MED (or metric) is the sixth BGP attribute:
- MED can be used to advertise to your neighbors how they should enter your AS.
- MED is exchanged between autonomous systems.
- The lowest MED is the preferred path.
- MED is propagated to all routers within the neighbor AS but not passed along any other autonomous systems.
Let’s look at an example:
MED (also called metric) is exchanged between autonomous systems and you can use it to let the other AS know which path they should use to enter your AS. R2 is sending a MED of 200 towards AS 3. R3 is sending a MED of 300 to AS 3. AS 3 will prefer the lower metric and send all traffic for AS 1 through R2. Let me show you how to configure this on a Cisco router:
Above we have two autonomous systems. R1 and R3 will both advertise network 18.104.22.168 /24 in BGP. We can use MED to tell AS 1 which path to use to reach this network.

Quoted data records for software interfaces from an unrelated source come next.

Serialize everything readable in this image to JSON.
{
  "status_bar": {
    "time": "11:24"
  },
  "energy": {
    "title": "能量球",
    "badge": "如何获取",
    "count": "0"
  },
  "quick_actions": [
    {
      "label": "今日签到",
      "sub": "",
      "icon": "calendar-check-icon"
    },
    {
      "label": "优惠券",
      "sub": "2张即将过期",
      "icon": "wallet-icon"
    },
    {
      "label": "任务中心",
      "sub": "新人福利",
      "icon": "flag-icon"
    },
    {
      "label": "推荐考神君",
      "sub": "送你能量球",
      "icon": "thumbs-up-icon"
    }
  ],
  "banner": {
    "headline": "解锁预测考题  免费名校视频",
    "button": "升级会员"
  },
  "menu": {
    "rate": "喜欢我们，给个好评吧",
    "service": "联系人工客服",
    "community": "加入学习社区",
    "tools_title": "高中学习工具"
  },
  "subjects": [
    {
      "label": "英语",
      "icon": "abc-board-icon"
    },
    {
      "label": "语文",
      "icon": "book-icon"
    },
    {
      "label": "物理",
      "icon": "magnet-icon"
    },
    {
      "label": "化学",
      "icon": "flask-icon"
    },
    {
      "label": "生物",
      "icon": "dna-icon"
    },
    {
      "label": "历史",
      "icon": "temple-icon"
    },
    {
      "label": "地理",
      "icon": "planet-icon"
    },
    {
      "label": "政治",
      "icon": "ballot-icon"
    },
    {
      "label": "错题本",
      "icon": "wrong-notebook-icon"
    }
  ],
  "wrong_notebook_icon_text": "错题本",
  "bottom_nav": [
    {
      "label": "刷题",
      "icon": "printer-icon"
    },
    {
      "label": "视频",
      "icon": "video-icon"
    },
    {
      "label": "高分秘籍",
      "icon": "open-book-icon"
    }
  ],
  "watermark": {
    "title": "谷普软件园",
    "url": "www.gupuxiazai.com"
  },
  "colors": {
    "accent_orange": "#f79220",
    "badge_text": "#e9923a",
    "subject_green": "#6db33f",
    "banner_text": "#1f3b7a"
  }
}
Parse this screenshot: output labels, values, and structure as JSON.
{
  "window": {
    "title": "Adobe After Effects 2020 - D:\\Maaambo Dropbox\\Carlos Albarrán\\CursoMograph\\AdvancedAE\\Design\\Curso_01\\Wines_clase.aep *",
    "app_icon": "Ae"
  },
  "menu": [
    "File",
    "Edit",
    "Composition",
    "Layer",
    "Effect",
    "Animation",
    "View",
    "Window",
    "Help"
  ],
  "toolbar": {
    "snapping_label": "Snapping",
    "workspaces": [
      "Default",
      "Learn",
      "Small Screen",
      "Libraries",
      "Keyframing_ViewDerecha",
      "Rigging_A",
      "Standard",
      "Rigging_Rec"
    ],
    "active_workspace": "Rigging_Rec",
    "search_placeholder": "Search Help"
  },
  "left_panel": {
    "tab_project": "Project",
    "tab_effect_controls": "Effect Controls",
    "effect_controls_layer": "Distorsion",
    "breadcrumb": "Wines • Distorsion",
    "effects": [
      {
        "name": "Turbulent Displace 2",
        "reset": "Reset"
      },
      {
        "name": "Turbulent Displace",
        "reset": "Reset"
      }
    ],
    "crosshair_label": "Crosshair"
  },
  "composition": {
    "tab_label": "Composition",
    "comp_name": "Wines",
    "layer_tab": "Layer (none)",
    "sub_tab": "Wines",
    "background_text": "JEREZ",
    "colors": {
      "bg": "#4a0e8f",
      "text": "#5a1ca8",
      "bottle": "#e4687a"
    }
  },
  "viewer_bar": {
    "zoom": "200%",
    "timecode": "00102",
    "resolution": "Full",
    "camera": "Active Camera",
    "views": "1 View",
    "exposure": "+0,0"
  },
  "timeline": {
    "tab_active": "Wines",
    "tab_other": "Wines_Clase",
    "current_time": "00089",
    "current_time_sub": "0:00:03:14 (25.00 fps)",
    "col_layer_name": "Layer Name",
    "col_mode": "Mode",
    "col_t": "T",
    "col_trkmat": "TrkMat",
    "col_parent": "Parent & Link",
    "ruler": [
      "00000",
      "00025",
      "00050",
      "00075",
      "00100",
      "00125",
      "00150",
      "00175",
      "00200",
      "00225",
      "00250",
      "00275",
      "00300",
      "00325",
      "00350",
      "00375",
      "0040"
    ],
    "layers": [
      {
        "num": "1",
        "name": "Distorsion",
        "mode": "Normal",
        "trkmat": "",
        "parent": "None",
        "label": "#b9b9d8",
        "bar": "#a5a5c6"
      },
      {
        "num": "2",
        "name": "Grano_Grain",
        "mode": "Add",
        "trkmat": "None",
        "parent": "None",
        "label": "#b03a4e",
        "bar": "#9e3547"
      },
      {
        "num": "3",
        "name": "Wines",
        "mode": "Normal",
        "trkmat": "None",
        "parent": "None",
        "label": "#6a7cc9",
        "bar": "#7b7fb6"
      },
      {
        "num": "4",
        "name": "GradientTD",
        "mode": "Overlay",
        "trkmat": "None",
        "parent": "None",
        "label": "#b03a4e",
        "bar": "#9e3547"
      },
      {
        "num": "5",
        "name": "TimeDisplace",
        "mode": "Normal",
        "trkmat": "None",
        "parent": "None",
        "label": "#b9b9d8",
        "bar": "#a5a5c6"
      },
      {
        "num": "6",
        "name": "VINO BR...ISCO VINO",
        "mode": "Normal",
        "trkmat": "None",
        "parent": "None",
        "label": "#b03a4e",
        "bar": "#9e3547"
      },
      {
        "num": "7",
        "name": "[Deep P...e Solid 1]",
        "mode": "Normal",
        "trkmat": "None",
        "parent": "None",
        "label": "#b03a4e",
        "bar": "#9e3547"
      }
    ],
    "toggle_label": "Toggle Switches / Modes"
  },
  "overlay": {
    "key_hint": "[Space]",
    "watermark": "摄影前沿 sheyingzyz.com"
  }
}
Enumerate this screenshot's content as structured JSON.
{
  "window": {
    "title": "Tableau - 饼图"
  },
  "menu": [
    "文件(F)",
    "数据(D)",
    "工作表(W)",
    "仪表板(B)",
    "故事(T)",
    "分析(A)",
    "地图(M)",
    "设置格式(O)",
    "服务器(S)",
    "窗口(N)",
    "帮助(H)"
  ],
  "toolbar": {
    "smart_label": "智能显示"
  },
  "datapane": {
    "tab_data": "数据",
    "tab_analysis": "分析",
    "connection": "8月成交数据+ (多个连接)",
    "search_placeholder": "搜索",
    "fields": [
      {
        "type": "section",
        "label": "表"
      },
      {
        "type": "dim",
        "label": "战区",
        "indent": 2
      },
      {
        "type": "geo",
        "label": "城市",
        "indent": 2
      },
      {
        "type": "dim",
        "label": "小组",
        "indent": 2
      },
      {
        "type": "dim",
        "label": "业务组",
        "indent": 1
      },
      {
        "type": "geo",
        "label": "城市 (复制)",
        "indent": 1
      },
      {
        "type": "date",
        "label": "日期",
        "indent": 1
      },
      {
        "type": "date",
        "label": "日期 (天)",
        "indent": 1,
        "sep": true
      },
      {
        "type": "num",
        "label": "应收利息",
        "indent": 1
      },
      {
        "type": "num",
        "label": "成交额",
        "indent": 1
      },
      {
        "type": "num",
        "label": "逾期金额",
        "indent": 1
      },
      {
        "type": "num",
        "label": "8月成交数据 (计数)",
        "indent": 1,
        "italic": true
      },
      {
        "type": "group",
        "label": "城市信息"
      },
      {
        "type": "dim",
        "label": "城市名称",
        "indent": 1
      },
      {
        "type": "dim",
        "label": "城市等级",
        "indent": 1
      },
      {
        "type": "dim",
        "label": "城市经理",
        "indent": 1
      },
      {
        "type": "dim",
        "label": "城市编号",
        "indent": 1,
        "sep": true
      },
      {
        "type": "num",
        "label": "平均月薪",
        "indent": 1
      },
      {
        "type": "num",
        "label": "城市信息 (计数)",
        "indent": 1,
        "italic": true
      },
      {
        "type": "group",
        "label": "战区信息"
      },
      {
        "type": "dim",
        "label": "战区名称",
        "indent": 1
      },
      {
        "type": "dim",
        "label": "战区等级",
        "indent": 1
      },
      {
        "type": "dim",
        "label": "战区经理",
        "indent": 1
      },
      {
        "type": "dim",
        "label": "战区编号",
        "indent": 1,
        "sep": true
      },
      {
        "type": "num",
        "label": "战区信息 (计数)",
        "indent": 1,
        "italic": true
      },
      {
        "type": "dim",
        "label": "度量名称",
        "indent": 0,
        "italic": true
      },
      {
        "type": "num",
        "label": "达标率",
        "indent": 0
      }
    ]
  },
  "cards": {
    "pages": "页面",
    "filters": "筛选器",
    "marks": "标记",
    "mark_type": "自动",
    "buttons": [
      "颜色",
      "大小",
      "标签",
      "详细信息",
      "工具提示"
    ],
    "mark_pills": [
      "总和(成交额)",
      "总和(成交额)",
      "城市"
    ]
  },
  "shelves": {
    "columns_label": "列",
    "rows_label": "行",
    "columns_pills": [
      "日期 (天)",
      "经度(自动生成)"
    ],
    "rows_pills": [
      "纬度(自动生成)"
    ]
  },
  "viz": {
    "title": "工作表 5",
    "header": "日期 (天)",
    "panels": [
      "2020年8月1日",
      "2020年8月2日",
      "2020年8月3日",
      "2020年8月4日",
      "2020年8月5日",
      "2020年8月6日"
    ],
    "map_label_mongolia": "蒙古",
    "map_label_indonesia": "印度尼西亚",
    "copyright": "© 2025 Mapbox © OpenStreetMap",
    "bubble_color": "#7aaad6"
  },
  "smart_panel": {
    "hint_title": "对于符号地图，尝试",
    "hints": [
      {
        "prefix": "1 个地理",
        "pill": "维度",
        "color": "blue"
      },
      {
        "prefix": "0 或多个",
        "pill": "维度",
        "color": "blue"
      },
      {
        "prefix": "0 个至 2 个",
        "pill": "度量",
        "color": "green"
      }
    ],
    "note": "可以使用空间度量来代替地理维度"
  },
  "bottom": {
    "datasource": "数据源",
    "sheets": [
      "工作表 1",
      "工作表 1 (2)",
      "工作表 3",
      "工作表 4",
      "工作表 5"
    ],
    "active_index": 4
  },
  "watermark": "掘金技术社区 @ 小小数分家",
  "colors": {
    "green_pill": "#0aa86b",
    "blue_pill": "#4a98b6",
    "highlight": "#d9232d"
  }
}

R1(config)#router bgp 1
R1(config-router)#neighbor 192.168.12.2 remote-as 2
R1(config-router)#network 22.214.171.124 mask 255.255.255.0
R3(config)#router bgp 1
R3(config-router)#neighbor 192.168.23.2 remote-as 2
R3(config-router)#network 126.96.36.199 mask 255.255.255.0
R2(config)#router bgp 2
R2(config-router)#neighbor 192.168.12.1 remote-as 1
R2(config-router)#neighbor 192.168.23.3 remote-as 1
This is the BGP configuration, nothing special so far.
R2#show ip bgp
BGP table version is 2, local router ID is 192.168.23.2
Status codes: s suppressed, d damped, h history, * valid, > best, i - internal,
r RIB-failure, S Stale
Origin codes: i - IGP, e - EGP, ? - incomplete
Network Next Hop Metric LocPrf Weight Path
* 188.8.131.52/24 192.168.23.3 0 0 1 i
*> 192.168.12.1 0 0 1 i
You have seen the example above before. R2 prefers the path through 192.168.12.1. Note that the metric (MED) is 0. Let’s play with the MED now: